**RECORDS FOR PROCESSING**
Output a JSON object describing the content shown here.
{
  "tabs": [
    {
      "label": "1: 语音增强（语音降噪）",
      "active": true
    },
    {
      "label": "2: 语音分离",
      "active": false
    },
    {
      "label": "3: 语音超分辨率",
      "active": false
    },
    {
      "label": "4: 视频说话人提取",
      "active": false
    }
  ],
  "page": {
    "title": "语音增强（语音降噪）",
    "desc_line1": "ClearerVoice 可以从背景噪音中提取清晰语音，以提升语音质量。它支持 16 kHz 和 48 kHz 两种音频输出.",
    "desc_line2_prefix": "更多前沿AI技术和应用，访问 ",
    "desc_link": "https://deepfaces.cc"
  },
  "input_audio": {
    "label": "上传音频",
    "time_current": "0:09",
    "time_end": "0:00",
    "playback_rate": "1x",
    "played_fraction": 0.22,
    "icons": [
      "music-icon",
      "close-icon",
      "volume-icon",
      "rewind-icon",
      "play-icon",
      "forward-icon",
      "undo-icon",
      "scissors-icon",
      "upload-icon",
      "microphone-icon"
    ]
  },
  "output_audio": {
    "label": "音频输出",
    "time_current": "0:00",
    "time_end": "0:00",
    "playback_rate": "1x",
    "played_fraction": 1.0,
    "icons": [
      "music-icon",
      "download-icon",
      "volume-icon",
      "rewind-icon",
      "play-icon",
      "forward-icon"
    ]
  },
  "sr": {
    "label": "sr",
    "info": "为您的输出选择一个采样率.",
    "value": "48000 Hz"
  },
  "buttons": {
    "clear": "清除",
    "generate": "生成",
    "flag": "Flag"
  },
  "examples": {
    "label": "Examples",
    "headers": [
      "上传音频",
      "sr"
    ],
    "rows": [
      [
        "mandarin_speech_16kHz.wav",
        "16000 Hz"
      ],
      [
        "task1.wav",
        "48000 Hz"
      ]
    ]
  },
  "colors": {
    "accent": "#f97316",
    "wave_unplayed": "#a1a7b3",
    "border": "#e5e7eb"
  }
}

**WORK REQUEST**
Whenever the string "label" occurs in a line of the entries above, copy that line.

**RESPONSE**
      "label": "1: 语音增强（语音降噪）",
      "label": "2: 语音分离",
      "label": "3: 语音超分辨率",
      "label": "4: 视频说话人提取",
    "label": "上传音频",
    "label": "音频输出",
    "label": "sr",
    "label": "Examples",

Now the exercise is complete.